In my work as a consultant I frequently come across organizations that appear terrified of allowing or enabling social features in the enterprise. It doesn't matter if it's SharePoint’s newsfeed, MySites, Yammer or other social tools -- the thought of introducing these tools internally meets with resistance.
Naomi Moneypenny, chief technology officer at Synxi Products, Many Worlds, Inc. recently presented a webinar titled Enterprise Social: Yammer and SharePoint. According to Moneypenny, more people are using social networking websites now than email and web portals such as Yahoo. Social network usage surpassed email in 2009 and web portals in 2011. In addition, 70 percent of companies are using social technologies in the workplace. Of those, 90 percent report getting some business benefit from their use.

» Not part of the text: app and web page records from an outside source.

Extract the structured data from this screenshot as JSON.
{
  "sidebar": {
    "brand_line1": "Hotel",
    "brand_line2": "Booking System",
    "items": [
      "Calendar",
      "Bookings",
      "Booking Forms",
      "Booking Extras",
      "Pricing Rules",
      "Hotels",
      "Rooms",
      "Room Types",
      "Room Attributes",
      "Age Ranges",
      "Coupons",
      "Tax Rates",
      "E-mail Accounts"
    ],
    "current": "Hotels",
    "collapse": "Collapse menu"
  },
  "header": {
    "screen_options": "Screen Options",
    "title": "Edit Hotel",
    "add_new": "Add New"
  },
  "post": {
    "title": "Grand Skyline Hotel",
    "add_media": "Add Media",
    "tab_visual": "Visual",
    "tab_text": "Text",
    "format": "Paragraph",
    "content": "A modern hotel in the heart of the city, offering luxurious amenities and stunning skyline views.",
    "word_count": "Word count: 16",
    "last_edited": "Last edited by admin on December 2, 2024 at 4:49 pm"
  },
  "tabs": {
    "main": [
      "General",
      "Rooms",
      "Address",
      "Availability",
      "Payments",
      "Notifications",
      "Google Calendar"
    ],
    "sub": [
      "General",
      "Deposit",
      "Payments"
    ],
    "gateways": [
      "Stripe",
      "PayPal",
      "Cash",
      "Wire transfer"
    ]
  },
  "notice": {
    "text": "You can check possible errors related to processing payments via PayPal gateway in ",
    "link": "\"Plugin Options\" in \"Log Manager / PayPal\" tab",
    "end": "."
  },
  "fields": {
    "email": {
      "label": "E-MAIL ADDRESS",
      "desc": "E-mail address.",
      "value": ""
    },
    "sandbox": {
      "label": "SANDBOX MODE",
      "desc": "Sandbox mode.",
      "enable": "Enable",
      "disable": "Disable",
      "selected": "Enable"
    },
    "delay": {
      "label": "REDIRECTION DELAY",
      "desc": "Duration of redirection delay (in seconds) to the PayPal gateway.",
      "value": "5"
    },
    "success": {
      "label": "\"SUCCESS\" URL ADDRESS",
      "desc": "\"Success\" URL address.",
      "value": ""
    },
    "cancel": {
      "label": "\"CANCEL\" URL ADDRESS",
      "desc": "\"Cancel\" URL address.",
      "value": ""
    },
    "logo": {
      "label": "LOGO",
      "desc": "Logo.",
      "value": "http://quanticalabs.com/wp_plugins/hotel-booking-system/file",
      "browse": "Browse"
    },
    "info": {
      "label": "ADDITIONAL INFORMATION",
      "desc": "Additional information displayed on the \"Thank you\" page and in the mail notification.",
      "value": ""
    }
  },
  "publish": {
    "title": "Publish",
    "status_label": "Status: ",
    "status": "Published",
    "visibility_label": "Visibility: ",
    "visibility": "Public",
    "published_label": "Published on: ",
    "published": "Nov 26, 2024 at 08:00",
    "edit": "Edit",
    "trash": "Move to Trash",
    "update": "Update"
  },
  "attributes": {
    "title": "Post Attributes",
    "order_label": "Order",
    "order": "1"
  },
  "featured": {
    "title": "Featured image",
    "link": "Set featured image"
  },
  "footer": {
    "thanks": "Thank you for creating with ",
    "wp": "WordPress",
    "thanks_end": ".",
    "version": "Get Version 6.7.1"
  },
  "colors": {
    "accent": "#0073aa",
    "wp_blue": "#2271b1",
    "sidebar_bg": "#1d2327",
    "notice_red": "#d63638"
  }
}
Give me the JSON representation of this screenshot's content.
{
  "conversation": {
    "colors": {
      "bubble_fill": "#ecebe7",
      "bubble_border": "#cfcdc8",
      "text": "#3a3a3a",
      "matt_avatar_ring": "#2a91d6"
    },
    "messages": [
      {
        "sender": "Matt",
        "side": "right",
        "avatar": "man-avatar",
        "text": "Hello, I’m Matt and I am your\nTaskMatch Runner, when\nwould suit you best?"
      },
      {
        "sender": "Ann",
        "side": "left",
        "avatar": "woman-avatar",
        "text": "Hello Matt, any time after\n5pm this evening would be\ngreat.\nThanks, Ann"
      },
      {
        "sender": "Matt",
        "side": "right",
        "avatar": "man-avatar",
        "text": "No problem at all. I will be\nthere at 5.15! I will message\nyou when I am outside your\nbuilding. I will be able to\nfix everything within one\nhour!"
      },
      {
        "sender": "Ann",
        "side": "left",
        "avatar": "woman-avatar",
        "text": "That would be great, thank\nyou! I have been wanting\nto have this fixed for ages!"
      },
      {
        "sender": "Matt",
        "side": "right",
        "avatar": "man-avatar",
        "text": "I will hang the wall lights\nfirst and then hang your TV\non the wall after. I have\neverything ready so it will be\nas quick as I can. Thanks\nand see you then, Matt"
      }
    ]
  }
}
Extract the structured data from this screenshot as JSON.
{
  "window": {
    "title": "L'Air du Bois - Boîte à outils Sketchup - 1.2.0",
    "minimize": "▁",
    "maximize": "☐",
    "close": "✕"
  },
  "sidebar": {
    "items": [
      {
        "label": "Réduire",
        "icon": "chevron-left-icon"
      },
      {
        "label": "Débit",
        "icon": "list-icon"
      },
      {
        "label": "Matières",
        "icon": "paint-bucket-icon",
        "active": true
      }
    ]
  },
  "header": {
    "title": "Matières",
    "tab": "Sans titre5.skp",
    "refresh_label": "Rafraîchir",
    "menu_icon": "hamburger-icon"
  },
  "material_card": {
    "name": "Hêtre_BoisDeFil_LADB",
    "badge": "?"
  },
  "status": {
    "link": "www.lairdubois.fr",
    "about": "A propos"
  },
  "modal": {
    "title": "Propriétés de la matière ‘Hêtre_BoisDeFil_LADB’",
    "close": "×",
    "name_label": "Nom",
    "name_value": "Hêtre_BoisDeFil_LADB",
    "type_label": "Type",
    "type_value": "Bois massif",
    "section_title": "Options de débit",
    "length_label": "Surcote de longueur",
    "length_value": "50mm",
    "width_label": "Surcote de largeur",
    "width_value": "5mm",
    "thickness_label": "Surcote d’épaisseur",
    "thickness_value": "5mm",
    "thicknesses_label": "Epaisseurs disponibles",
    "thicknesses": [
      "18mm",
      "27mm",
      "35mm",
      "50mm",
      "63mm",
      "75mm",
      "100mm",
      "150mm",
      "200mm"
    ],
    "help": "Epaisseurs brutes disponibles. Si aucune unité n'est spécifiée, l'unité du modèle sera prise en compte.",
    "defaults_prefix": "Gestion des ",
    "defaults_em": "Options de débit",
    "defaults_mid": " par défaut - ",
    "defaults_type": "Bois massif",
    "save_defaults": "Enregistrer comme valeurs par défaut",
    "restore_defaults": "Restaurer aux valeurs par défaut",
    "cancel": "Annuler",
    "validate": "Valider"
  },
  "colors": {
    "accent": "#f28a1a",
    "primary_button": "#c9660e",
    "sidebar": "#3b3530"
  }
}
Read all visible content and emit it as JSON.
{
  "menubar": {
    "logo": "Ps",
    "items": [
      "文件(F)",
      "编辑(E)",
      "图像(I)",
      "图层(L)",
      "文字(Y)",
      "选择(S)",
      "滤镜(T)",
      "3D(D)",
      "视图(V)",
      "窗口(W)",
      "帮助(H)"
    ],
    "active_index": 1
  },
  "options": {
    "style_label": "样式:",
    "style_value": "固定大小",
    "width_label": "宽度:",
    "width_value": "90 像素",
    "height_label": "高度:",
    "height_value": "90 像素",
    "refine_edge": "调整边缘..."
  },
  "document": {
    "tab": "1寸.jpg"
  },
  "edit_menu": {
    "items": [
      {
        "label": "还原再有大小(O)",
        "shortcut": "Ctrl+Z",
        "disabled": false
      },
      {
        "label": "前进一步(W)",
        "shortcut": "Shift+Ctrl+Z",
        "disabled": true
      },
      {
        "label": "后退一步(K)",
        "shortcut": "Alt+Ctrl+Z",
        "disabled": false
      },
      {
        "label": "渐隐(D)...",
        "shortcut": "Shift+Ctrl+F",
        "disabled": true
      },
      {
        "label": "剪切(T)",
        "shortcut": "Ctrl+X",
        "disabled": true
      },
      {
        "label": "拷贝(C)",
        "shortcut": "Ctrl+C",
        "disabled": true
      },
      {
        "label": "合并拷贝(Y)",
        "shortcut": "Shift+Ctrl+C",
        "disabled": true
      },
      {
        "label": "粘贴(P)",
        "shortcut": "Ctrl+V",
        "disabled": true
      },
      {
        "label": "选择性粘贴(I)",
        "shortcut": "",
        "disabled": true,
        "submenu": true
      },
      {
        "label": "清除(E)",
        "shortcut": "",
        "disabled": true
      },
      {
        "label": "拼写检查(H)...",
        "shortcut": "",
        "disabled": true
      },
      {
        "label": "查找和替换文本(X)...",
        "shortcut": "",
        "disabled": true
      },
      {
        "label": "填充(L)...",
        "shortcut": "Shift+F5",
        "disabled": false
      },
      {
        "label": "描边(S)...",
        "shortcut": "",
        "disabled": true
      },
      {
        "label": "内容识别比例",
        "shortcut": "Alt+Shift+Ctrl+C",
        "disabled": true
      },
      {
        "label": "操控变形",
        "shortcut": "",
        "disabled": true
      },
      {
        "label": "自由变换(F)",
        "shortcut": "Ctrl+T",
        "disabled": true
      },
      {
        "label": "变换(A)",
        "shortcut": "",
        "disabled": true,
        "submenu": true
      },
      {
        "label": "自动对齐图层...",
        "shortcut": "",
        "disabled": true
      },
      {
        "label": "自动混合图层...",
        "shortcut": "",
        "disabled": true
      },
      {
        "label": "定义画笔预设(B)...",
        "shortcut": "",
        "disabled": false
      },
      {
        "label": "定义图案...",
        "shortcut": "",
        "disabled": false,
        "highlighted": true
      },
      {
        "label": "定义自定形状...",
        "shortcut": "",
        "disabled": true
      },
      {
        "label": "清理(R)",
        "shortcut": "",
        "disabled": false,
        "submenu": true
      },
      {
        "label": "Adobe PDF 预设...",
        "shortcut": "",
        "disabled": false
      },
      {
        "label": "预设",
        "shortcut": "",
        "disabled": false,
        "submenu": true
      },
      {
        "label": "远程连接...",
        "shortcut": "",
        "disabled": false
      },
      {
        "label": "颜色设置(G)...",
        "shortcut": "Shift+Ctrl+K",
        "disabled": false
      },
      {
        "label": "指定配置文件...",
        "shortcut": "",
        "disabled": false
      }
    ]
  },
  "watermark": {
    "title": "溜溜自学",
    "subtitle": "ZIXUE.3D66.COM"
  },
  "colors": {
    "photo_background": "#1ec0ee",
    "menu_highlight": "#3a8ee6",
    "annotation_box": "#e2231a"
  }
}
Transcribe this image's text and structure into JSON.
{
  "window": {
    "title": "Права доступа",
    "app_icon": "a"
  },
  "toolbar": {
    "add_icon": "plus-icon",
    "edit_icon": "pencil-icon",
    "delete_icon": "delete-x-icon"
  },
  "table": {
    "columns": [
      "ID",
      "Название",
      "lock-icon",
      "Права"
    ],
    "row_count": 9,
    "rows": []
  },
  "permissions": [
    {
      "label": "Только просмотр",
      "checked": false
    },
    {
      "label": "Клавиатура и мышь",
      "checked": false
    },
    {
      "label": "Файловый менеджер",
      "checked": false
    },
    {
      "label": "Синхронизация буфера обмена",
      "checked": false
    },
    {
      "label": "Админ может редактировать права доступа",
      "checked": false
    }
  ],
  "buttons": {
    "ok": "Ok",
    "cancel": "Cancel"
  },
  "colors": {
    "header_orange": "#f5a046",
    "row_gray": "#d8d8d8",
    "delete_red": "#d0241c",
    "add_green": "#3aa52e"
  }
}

Yet it still seems many companies out there fear these social technologies and aren't open to their use.
Reasons for Being Afraid
Some of the excuses I've heard for not allowing social in the workplace are legitimate concerns, while others border on the ridiculous. Here are some of them:
- “Our employees might post something that is inappropriate.” -- Your employees also might jump up in the middle of the company-wide meeting and shout something inappropriate. Do we ban those meetings so we can guarantee that won’t happen? The good thing about social tools is that employees’ names are attached to all posts and there will be a record of who posted what.
- “We’re afraid our employees will spend too much time on the social network and not do their work.” -- People can also waste a lot of time on personal emails, browsing the Internet or talking to coworkers. An organization’s policies for dealing with those issues should also cover social media use. Bottom line is, if an employee is going to waste time, he will. Social media will not all of a sudden turn otherwise productive employees into perpetual time wasters.
- “We’re concerned about security; for example, we don’t want former employees or competitors to have access to our internal company discussions.” -- For SharePoint sites and newsfeeds this can be combated through security groups, however for Yammer this is a very valid concern. The free version of Yammer allows anyone to create a company network. The problem with the free version is that you cannot remove users from it once they’ve left the company. So former employees could potentially still log into the Yammer network and take information to give to competitors. It’s much better to be proactive and pay for the added security features before someone runs crazy with a free network. For as little as $3 per user per month, companies can get user management features which would allow the disabling of former employees’ accounts.
- “We have legal/regulatory/compliance concerns.” -- This is also a legitimate concern. I do think that some companies conveniently use this as an excuse not to deploy social tools so that they don’t have to do the work of finding ways to mitigate these risks. It might take a little work, but it can be done. These companies will need to weigh the benefits that they could gain against the risks they could incur when deciding if they will allow social tools usage.
How to Ease the Fears
One of the biggest ways to ease these fears is to demonstrate the benefits and value that companies can receive by bringing social into the enterprise. Admittedly ROI is very hard to measure for social tools, so anecdotal stories may carry more weight here.
Case in point, as a new employee at a firm with over 5,000 employees, I had no idea where to go when I was looking for people who possessed a certain industry expertise, so I posted a simple question on Yammer. I quickly got about a half dozen responses and was able to find someone who could help me with my project. That would not have been possible without our Yammer network.
Moneypenny pointed out several other intangible benefits that companies can receive by adopting social networking technologies. These include creating a culture of transparency and constant improvement, decentralizing decision making to the people closest to the problem, alignment of employees’ higher level motivations and employee engagement.
The opposite of transparency is email. “Email is the ultimate personal silo,” says Moneypenny. It is very hard to extract or glean any meaningful information out of it, or to preserve conversations. Social tools can provide better findability of content, help to locate expertise and share knowledge. And if you’ve implemented it right, you can even experience serendipity, which are “those happy accidents that come from connecting people or ideas or resources.”
Organizations used to have many of the same concerns when email first came out that we now have about social media. It’s only a matter of time before all companies will adopt some type of social tools or features. As the Millennial generation takes over the workforce, they will surely incorporate the only way they've ever known how to collaborate.
Having said that, however, it’s important to realize that social may not be for every company at the present time. A lot of it depends on the culture of the company. Both the executives and employees need to be completely on board, and it cannot be forced on either of them. And as with all technologies, it must provide business value to the organization.
Editor's Note: Read more from Wendy in The Missing Link in SharePoint Site Usability